Professor Stephen Hawking is a world-renowned British theoretical physicist, known for his contributions to the fields of cosmology, general relativity and quantum gravity. He recently sat down with Neil Degrasse Tyson on his "Star Talk" show and it didn't take long for the talk to get really deep, down to the very origin of the universe but also what came before it.
When asked "what was around before the Big Bang," Hawking was very uncompromising, simply answering that there was "nothing." The physicist goes on to explain that Einstein's Theory of General Relativity states that time and space form a continuum, "which is not flat but curved by the matter and energy in it.
To answer what happened before the Big Bang, Hawking took a so-called Euclidian approach to quantum gravity to describe the beginning of the universe. What does that mean? According to Hawking, this means that ordinary time is replaced by imaginary time, and this imaginary time "behaves like a fourth direction of space."
Hawking's model claims that the history of the universe is a four-dimensional curved surface, just like the surface of the Earth but with two additional dimensions. What's more, the boundary condition of the universe (the known and constraint value that must be true for the problem that you are working)... is that it has no boundary. In other words, there was no time before the beginning of the universe.

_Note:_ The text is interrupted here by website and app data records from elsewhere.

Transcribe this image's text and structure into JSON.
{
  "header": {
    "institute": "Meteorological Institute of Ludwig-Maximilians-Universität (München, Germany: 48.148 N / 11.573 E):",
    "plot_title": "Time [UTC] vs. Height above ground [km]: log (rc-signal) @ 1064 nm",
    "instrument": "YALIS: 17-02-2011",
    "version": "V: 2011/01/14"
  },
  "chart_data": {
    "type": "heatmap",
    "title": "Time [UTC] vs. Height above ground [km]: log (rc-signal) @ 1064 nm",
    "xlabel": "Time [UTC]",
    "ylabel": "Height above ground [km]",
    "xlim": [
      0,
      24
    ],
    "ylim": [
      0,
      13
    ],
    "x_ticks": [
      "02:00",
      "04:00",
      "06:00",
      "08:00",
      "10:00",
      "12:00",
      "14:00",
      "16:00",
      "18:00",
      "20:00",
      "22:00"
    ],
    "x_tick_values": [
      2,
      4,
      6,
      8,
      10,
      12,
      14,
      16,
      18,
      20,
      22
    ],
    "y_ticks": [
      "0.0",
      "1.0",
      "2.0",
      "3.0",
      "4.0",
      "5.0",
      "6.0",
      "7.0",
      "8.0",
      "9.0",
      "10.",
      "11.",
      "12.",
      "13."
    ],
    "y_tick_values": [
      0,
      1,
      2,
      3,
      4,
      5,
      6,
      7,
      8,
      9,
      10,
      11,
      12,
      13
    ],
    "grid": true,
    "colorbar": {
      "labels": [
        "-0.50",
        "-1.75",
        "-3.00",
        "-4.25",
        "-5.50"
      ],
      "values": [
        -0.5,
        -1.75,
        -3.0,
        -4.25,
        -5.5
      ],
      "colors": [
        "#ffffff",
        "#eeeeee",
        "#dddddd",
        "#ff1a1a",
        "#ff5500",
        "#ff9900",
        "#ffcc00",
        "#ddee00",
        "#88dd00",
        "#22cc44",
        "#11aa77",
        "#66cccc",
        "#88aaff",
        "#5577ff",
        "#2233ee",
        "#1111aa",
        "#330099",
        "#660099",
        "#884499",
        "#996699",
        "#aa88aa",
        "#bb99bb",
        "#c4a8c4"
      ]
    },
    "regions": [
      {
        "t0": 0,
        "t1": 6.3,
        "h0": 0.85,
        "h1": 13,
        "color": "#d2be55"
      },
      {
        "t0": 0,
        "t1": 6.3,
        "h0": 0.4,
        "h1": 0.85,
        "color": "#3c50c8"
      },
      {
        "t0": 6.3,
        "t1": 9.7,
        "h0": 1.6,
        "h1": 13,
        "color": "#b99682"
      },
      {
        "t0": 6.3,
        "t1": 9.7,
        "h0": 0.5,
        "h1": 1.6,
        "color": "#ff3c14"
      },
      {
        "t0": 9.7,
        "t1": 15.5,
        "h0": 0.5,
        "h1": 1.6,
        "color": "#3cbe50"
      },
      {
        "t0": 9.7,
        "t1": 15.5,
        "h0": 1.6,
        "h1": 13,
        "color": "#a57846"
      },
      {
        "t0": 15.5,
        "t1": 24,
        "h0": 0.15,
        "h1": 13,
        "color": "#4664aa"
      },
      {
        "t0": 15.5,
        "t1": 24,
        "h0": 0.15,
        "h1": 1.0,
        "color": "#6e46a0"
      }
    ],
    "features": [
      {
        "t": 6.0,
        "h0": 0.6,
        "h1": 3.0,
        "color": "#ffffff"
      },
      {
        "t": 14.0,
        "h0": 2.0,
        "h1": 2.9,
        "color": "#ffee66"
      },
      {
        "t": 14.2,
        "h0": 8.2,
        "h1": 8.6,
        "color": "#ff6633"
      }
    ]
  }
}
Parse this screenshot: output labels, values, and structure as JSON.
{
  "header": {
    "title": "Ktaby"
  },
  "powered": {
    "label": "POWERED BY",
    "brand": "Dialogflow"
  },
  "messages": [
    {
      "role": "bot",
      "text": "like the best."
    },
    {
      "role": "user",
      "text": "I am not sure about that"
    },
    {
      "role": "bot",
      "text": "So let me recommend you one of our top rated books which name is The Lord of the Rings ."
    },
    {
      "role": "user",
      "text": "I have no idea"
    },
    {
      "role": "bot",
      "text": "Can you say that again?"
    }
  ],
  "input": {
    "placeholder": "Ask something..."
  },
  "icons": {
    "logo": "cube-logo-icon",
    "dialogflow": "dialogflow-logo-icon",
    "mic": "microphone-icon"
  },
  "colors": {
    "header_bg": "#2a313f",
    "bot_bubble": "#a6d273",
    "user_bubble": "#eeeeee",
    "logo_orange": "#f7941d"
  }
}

“One can regard imaginary and real time as beginning at the South Pole which is a smooth point of space-time where the normal laws of physics hold. There was nothing south of the South Pole so there was nothing around before the big bang,” Hawking explained.

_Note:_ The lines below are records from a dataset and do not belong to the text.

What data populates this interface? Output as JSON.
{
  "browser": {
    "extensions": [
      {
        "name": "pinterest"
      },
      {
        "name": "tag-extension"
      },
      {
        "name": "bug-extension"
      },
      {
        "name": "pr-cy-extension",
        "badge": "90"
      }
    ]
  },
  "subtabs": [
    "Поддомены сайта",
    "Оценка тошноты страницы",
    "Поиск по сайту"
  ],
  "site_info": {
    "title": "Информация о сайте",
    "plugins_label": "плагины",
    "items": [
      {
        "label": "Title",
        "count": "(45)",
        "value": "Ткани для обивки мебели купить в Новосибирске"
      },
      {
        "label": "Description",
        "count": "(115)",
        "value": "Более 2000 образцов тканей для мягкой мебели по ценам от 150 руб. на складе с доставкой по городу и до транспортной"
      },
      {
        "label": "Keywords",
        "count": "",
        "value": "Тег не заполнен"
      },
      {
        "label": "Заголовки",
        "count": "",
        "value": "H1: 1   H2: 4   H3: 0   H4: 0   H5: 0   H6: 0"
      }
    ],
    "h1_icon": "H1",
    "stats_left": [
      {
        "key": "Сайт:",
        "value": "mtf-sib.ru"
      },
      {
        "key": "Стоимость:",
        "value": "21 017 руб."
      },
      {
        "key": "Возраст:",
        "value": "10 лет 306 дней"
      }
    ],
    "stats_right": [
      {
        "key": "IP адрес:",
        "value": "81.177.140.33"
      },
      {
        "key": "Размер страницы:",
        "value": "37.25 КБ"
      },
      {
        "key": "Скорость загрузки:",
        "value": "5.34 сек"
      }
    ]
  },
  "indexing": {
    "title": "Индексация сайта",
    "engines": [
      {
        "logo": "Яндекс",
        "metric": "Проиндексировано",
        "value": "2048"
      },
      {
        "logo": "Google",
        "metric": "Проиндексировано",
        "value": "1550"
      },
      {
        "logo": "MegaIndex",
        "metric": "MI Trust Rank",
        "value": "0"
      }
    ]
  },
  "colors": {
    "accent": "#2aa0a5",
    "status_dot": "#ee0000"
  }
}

That's a pretty mind-blowing statement and although it comes from a foremost authority in cosmology like Hawking, the jury is still out on whether that was really the case or not.